I detach myself from the reality. I treat it as a news event. I will read about it, but I will not go see it again. The rest of the family went to the hospital in Miami (Oklahoma) to formally identify the body, sign for the effects, and make preliminary arrangements for burial. I refused. At the funeral itself, I tried to view things clinically. I was a child Mr. Spock, merely lifting an eyebrow at my father’s tears and wondering if the body was really cold like the books said dead people were (it wasn’t – more like room temperature). We went through the service, drove to the cemetery, and lowered the sealed coffin into the ground. Then each of us picked up a handful of dirt and threw it into the open grave as the minister read the words of the funeral liturgy. “Ashes to ashes, dust to dust….” That was that. We all went home.
I did not go out to that grave site again until 1982. For years I even pretended he had never been, that everything was normal. But it wasn’t. It intruded upon my consciousness first as an abstract, theoretical question – a question that’s been around for a while. “How can a good, omnipotent, sovereign God permit or require evil?” There is no satisfactory theoretical answer to that question. Only in the concrete reality of life lived – and died – is there satisfaction. I had to face Roger’s death, not as abstract concept, but as a real event. It was not a picture on TV or in the newspaper. It was not mere information. It was my brother Roger, dead, buried, and cut off from the living. Facing, and feeling that fully, I found peace. That peace does not result from an answer to the theoretical question. It is rather in the concrete experience of God’s love and the loved, loving life that one finds comfort. Only then does peace cut through the confusion, settle the storm, and calm the raging heart. And in the midst of old pain newly realized, I found rest.
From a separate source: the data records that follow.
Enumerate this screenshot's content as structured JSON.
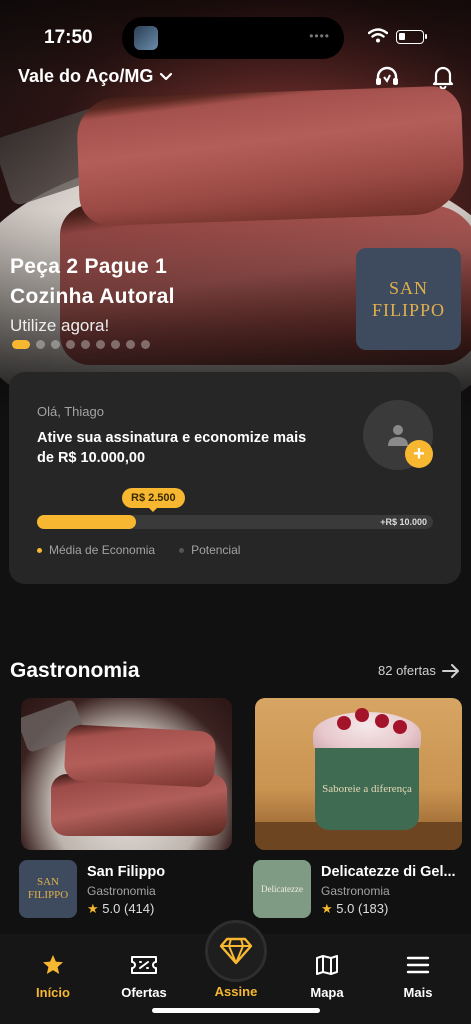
{
  "status_bar": {
    "time": "17:50"
  },
  "header": {
    "location": "Vale do Aço/MG"
  },
  "banner": {
    "line1": "Peça 2 Pague 1",
    "line2": "Cozinha Autoral",
    "line3": "Utilize agora!",
    "logo_line1": "SAN",
    "logo_line2": "FILIPPO",
    "slide_count": 9,
    "active_slide": 1
  },
  "savings_card": {
    "greeting": "Olá, Thiago",
    "message": "Ative sua assinatura e economize mais de  R$ 10.000,00",
    "progress_label": "R$ 2.500",
    "max_label": "+R$ 10.000",
    "progress_value": 2500,
    "progress_max": 10000,
    "legend_average": "Média de Economia",
    "legend_potential": "Potencial"
  },
  "section": {
    "title": "Gastronomia",
    "link": "82 ofertas"
  },
  "offers": [
    {
      "name": "San Filippo",
      "category": "Gastronomia",
      "rating": "5.0",
      "reviews": "(414)",
      "logo_line1": "SAN",
      "logo_line2": "FILIPPO"
    },
    {
      "name": "Delicatezze di Gel...",
      "category": "Gastronomia",
      "rating": "5.0",
      "reviews": "(183)",
      "logo_text": "Delicatezze",
      "cup_text": "Saboreie a diferença"
    }
  ],
  "tabs": [
    {
      "label": "Início",
      "icon": "star-icon",
      "active": true
    },
    {
      "label": "Ofertas",
      "icon": "ticket-icon",
      "active": false
    },
    {
      "label": "Assine",
      "icon": "diamond-icon",
      "active": false
    },
    {
      "label": "Mapa",
      "icon": "map-icon",
      "active": false
    },
    {
      "label": "Mais",
      "icon": "menu-icon",
      "active": false
    }
  ],
  "colors": {
    "accent": "#f7b731",
    "background": "#111111",
    "card": "#262626",
    "logo_bg": "#3e4a5e",
    "logo_text": "#e0b04b"
  }
}
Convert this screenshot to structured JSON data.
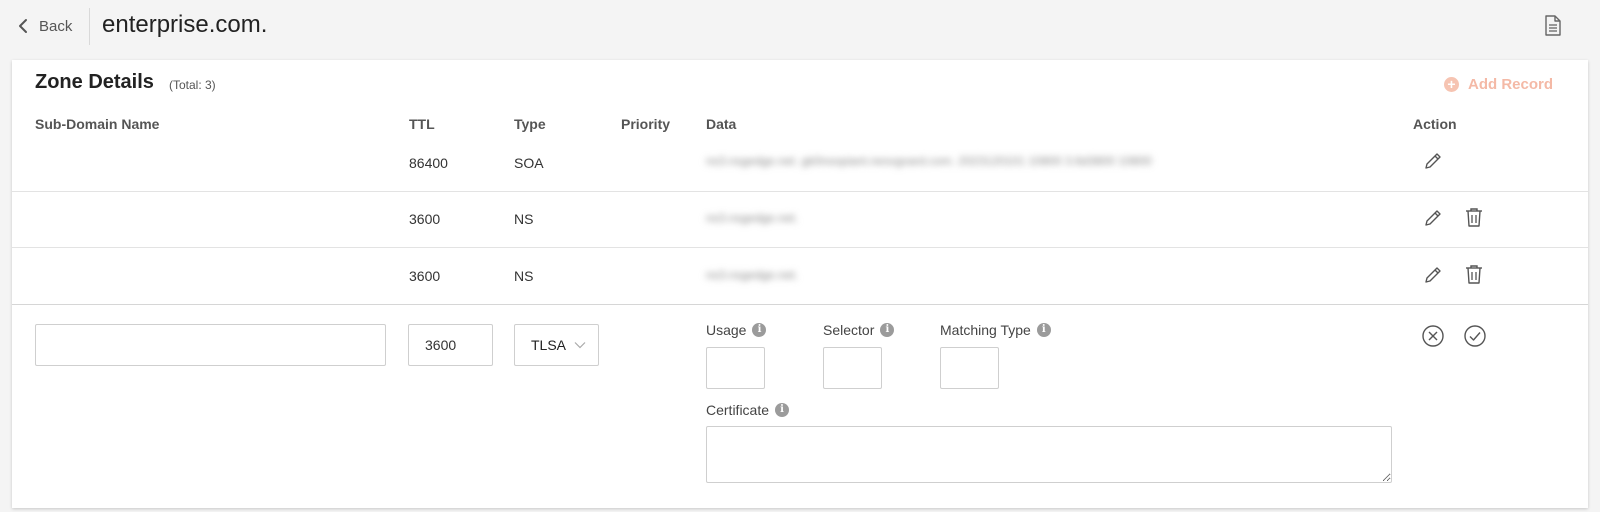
{
  "header": {
    "back_label": "Back",
    "zone_name": "enterprise.com."
  },
  "card": {
    "title": "Zone Details",
    "total": "(Total: 3)",
    "add_record_label": "Add Record"
  },
  "columns": {
    "subdomain": "Sub-Domain Name",
    "ttl": "TTL",
    "type": "Type",
    "priority": "Priority",
    "data": "Data",
    "action": "Action"
  },
  "records": [
    {
      "subdomain": "",
      "ttl": "86400",
      "type": "SOA",
      "priority": "",
      "data": "ns3.nsgedge.net. gk0noopiant.nesvgvard.com. 2023120101 10800 3.6d3800 10800"
    },
    {
      "subdomain": "",
      "ttl": "3600",
      "type": "NS",
      "priority": "",
      "data": "ns3.nsgedge.net."
    },
    {
      "subdomain": "",
      "ttl": "3600",
      "type": "NS",
      "priority": "",
      "data": "ns3.nsgedge.net."
    }
  ],
  "new_record": {
    "subdomain_value": "",
    "ttl_value": "3600",
    "type_value": "TLSA",
    "usage_label": "Usage",
    "selector_label": "Selector",
    "matching_type_label": "Matching Type",
    "certificate_label": "Certificate",
    "info_glyph": "i",
    "usage_value": "",
    "selector_value": "",
    "matching_type_value": "",
    "certificate_value": ""
  },
  "colors": {
    "accent_disabled": "#f4b9a6",
    "background": "#f4f4f4",
    "card": "#ffffff"
  }
}
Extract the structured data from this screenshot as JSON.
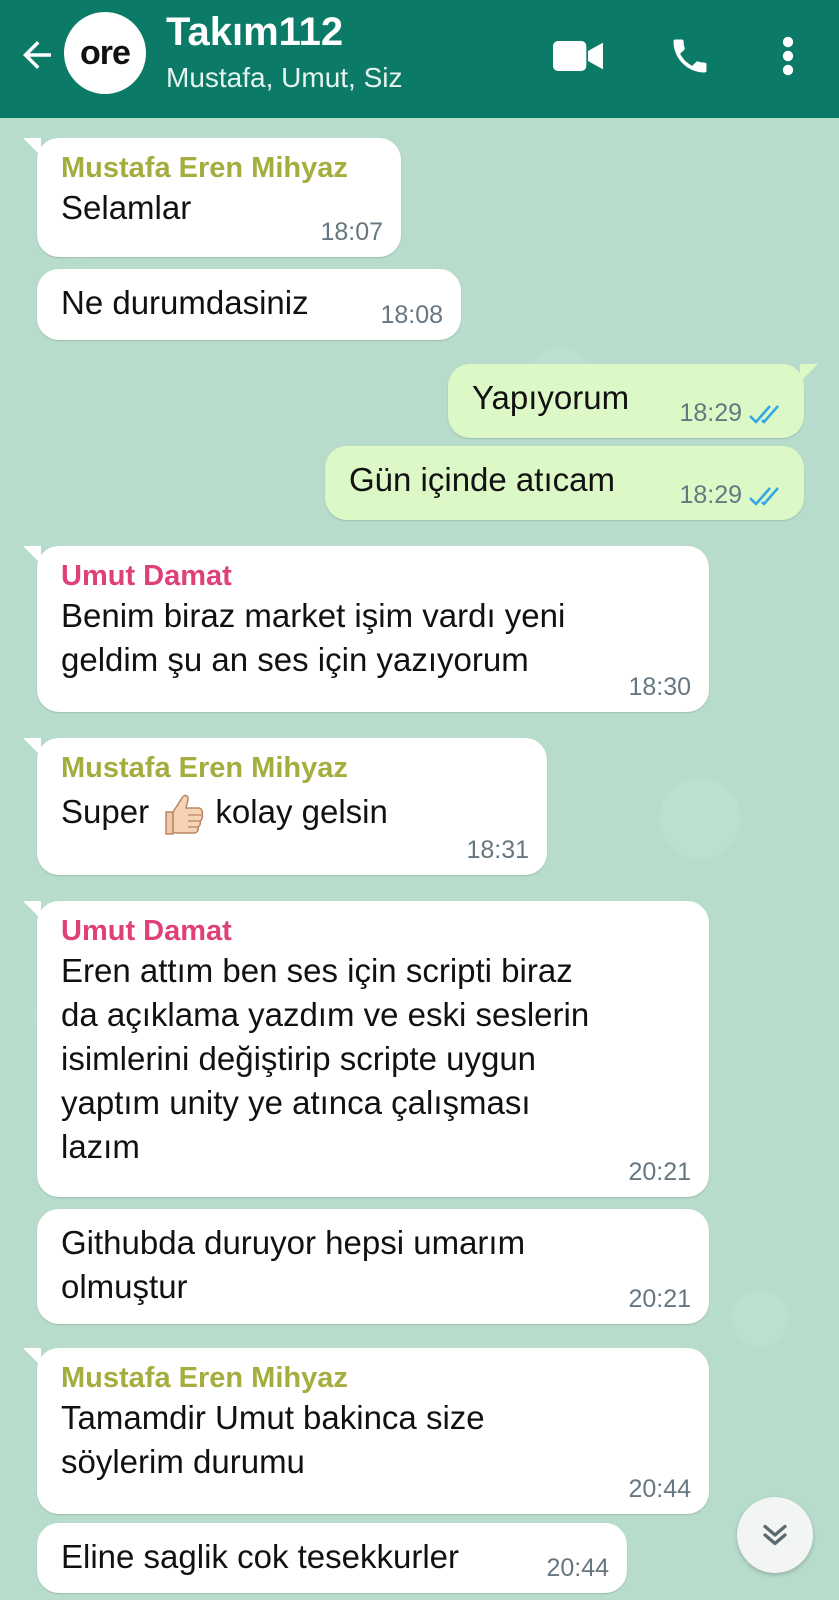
{
  "header": {
    "avatar_text": "ore",
    "title": "Takım112",
    "subtitle": "Mustafa, Umut, Siz"
  },
  "icons": [
    "back-arrow-icon",
    "video-call-icon",
    "phone-icon",
    "more-options-icon",
    "double-check-icon",
    "thumbs-up-emoji",
    "scroll-down-icon"
  ],
  "colors": {
    "header": "#0b7a66",
    "chat_bg": "#b7dccb",
    "incoming": "#ffffff",
    "outgoing": "#dcf8c6",
    "sender_mustafa": "#a4ad3e",
    "sender_umut": "#e0407a",
    "read_ticks": "#34a7e6"
  },
  "messages": [
    {
      "sender": "Mustafa Eren Mihyaz",
      "text": "Selamlar",
      "time": "18:07"
    },
    {
      "text": "Ne durumdasiniz",
      "time": "18:08"
    },
    {
      "text": "Yapıyorum",
      "time": "18:29",
      "outgoing": true,
      "status": "read"
    },
    {
      "text": "Gün içinde atıcam",
      "time": "18:29",
      "outgoing": true,
      "status": "read"
    },
    {
      "sender": "Umut Damat",
      "lines": [
        "Benim biraz market işim vardı yeni",
        "geldim şu an ses için yazıyorum"
      ],
      "time": "18:30"
    },
    {
      "sender": "Mustafa Eren Mihyaz",
      "text_before_emoji": "Super",
      "text_after_emoji": "kolay gelsin",
      "time": "18:31"
    },
    {
      "sender": "Umut Damat",
      "lines": [
        "Eren attım ben ses için scripti biraz",
        "da açıklama yazdım ve eski seslerin",
        "isimlerini değiştirip scripte uygun",
        "yaptım unity ye atınca çalışması",
        "lazım"
      ],
      "time": "20:21"
    },
    {
      "lines": [
        "Githubda duruyor hepsi umarım",
        "olmuştur"
      ],
      "time": "20:21"
    },
    {
      "sender": "Mustafa Eren Mihyaz",
      "lines": [
        "Tamamdir Umut bakinca size",
        "söylerim durumu"
      ],
      "time": "20:44"
    },
    {
      "text": "Eline saglik cok tesekkurler",
      "time": "20:44"
    }
  ]
}
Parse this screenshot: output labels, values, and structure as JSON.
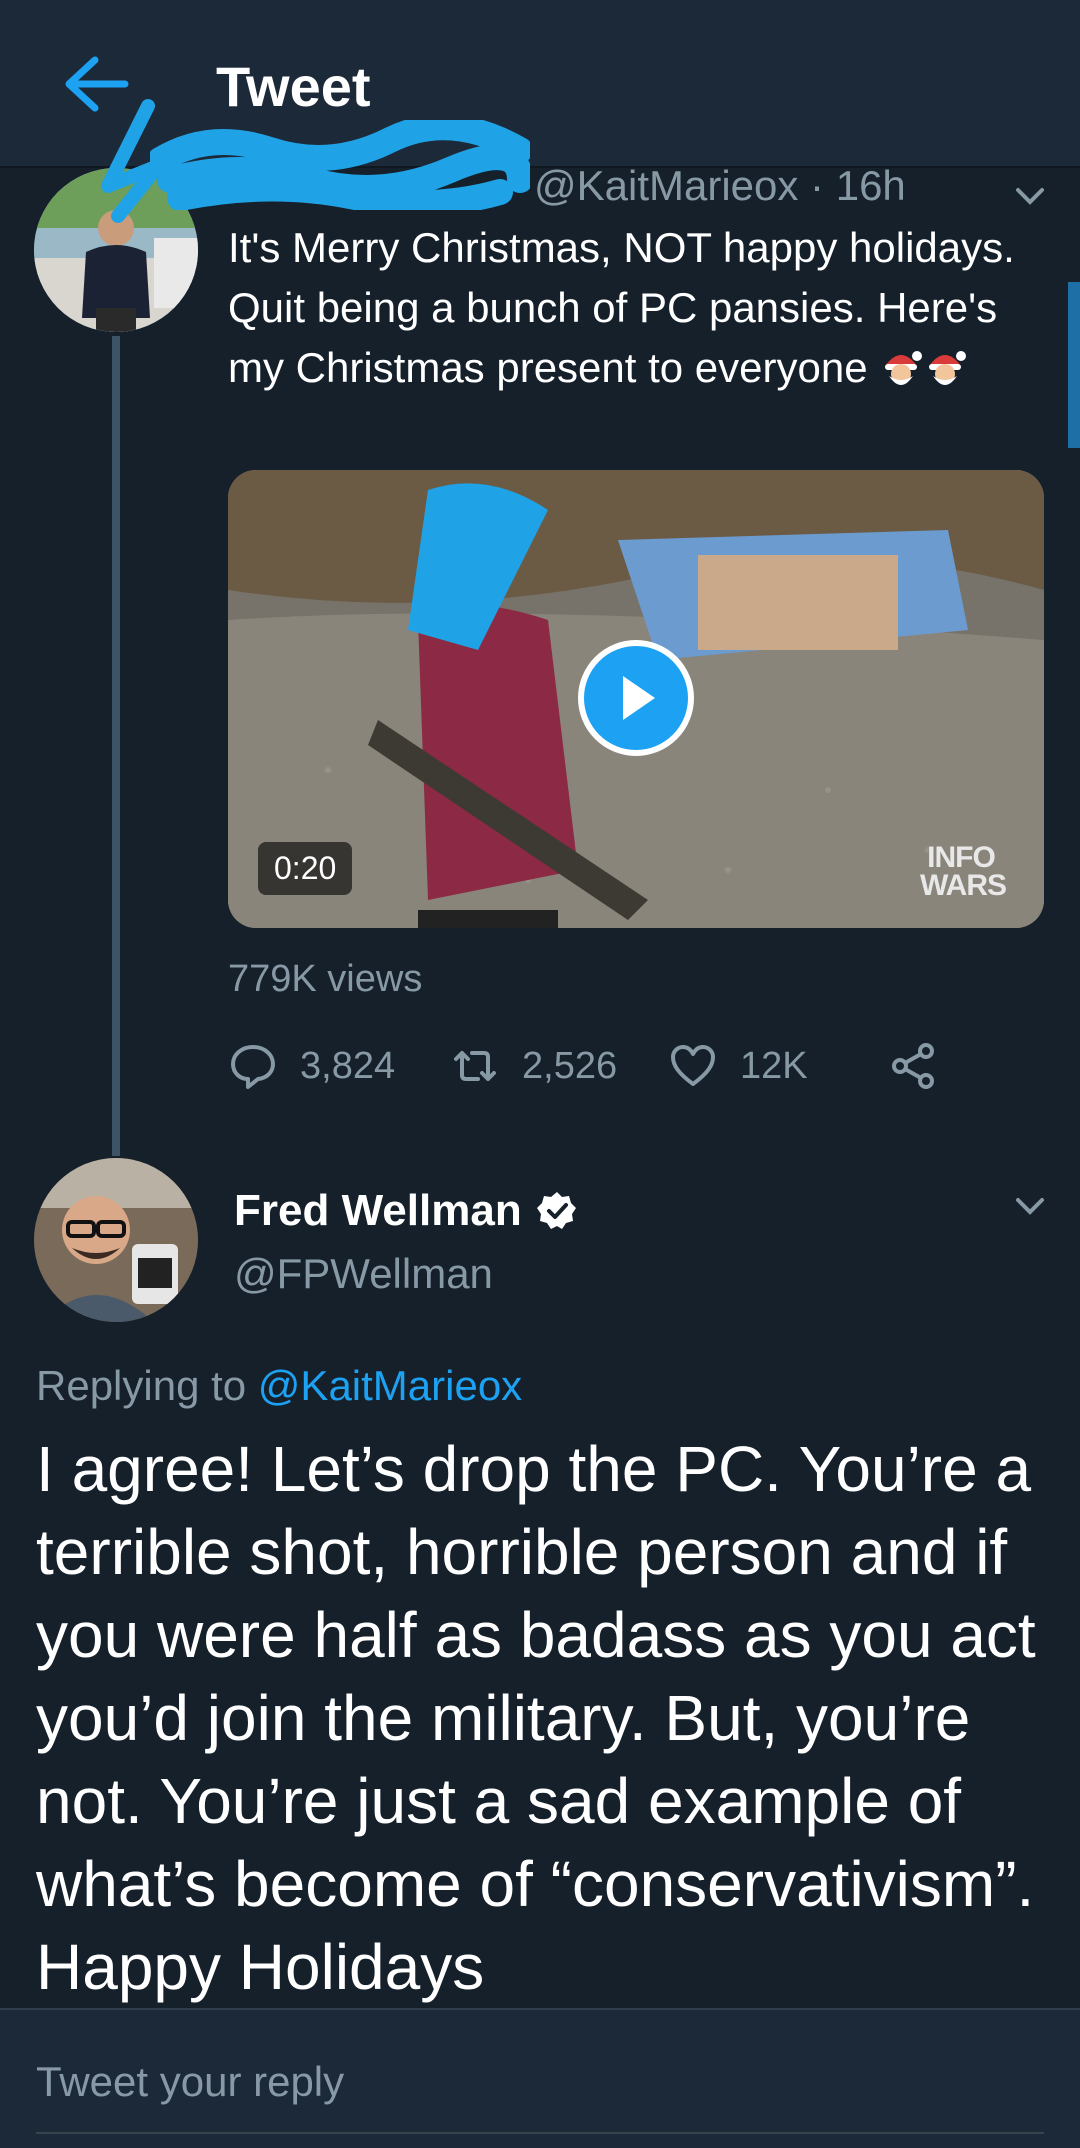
{
  "header": {
    "title": "Tweet"
  },
  "original_tweet": {
    "handle_time": "@KaitMarieox · 16h",
    "text": "It's Merry Christmas, NOT happy holidays. Quit being a bunch of PC pansies. Here's my Christmas present to everyone",
    "emojis": [
      "santa-emoji",
      "santa-emoji"
    ],
    "video": {
      "duration": "0:20",
      "watermark_line1": "INFO",
      "watermark_line2": "WARS"
    },
    "views": "779K views",
    "stats": {
      "replies": "3,824",
      "retweets": "2,526",
      "likes": "12K"
    }
  },
  "reply_tweet": {
    "name": "Fred Wellman",
    "handle": "@FPWellman",
    "replying_prefix": "Replying to",
    "replying_to": "@KaitMarieox",
    "text": "I agree! Let’s drop the PC. You’re a terrible shot, horrible person and if you were half as badass as you act you’d join the military. But, you’re not. You’re just a sad example of what’s become of “conservativism”. Happy Holidays"
  },
  "compose": {
    "placeholder": "Tweet your reply"
  },
  "colors": {
    "background": "#15202b",
    "header": "#1c2938",
    "accent": "#1da1f2",
    "secondary_text": "#8899a6"
  }
}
At last the truth broke upon me. For years I sought knowledge – facts, data, information, logic. But mere information is empty, vain. Wisdom is not derived from knowing facts or answers, though there are facts to be had and answers to be given. Wisdom is derived from knowing God – as a being, or more precisely, as a person, and not as abstract propositions. Finally I understood the preacher in Jerusalem who wrote:
“Remember your Creator in the days of your youth, before the days of trouble come.” (Eccl. 12:1)
It still hurts, as do the the deaths of those I’ve loved in the years since. But I am at peace with the hurt. I still don’t know the answer to that age-old question, but I do know Jesus and in knowing Jesus, I know I am loved and can love in turn. I remember my Creator. It is enough.